Deborah, Julie, Rick and Rob
After the emotion of yesterday at Yad Vashem, it was fitting to wake up to a sunrise filled with deep pinks and reds. Journeying further south into the Negev, we were struck by the distinct change in the landscape, with its sweeping plains and low lying vegetation. In this area, JNF recognised the necessity to plant drought tolerant trees, such as Acacia, to prevent soil erosion and to develop new ecosystems. Farmers take advantage of the sandy soil, perfect for growing root vegetables such as potatoes and carrots.
First stop for the day was the Nir Am observation point. Reading the names of the many Australian donor families who assisted JNF Australia to establish a water purification system’ vital for local agriculture, conveyed a real sense of pride for many on the tour.
On route to KIbbutz Nahal Oz, some felt nervous in anticipation of the looming Gaza strip border. Yael, a key member of the kibbutz, shared her personal story of living in a war zone and how the community had grown in the face of adversity. She described the location as one of the most dangerous areas in which to live in Israel. With the assistance of JNF, lush gardens and a colourful landscape. successfully attracted new families, reinvigorating this community.

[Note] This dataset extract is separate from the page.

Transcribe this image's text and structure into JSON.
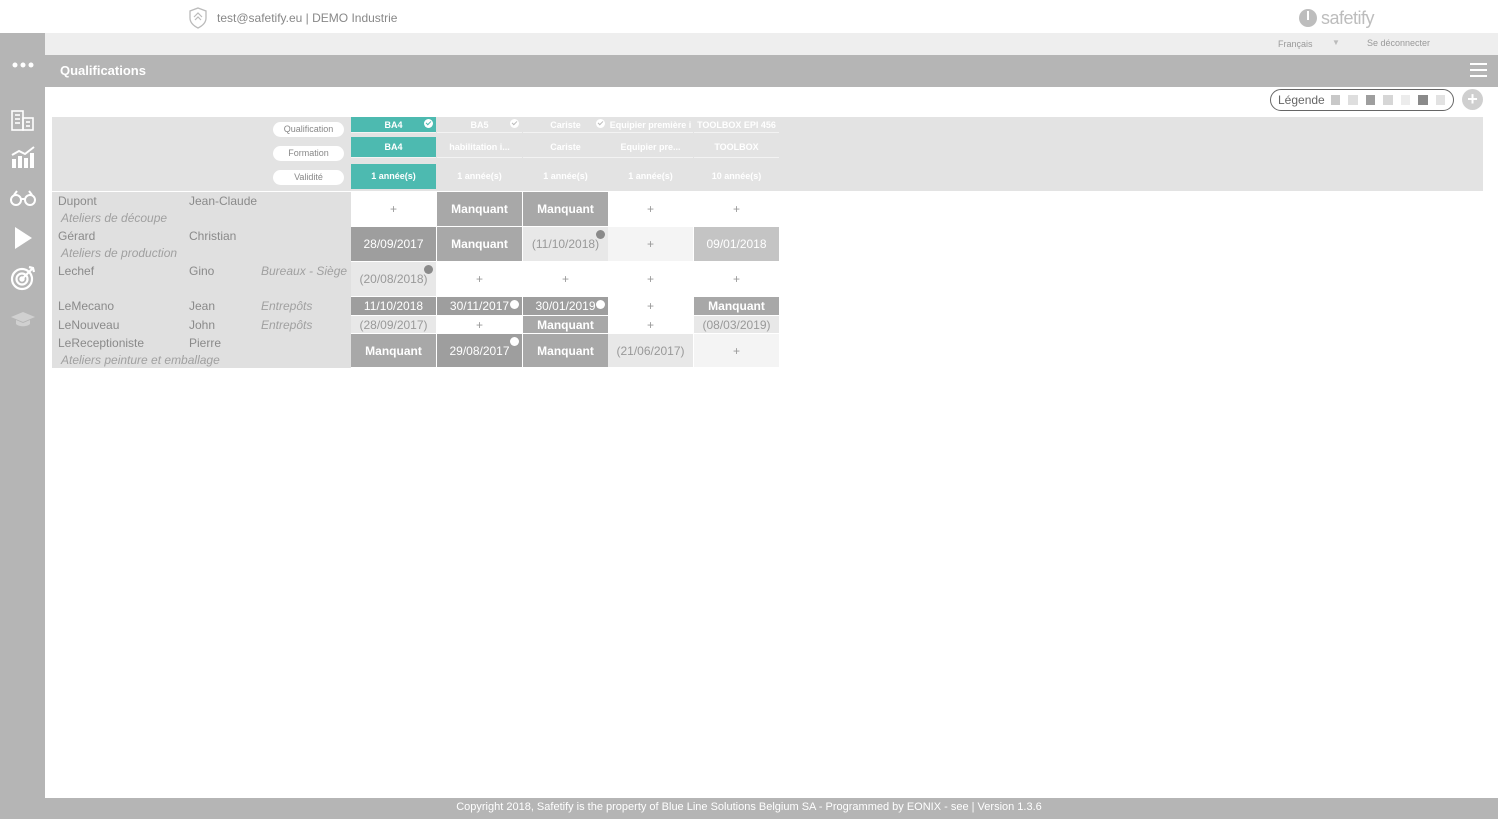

When visiting the Sha’ar Hanegev High and Elementary school we were inspired by the staff and student’s resilience, and the school spirit. Passionate staff gave us an insight into the curriculum and the culture of this pioneering school. In the Primary area, the children learn in spaces that focus on student choice, the outdoors and the well-being of all. The Principal explained that the school supports ‘relationship building’ between the kibbutzim by bringing the children together in a welcoming environment.
Upon arriving at the Desert Stars school, located in the heart of the la hav forest in the Negev, we were again, welcomed by a team of passionate and forward-thinking educators, coming from both Jewish and Arab backgrounds. An inspiring address from the school’s female Bedouin principal provided a platform for further discussion with the staff and students in our focus groups.
At the recently opened Beer Sheva Anzac memorial Center, our Aussie guide Colin proudly recounted the battle, reminding us of Australia’s deep connection to Israel. Emerging from a cinematic re-enactment of the battle, the commemorative field of war graves opened before our eyes, rows and rows of white headstones standing silently in the dark. Concluding with personal stories from members of our group, we remembered the fallen. This was a truly appropriate way to end the day before returning for more food, laughter and learning.
We are sure to sleep well tonight.
Deb, Julie, Rick and Rob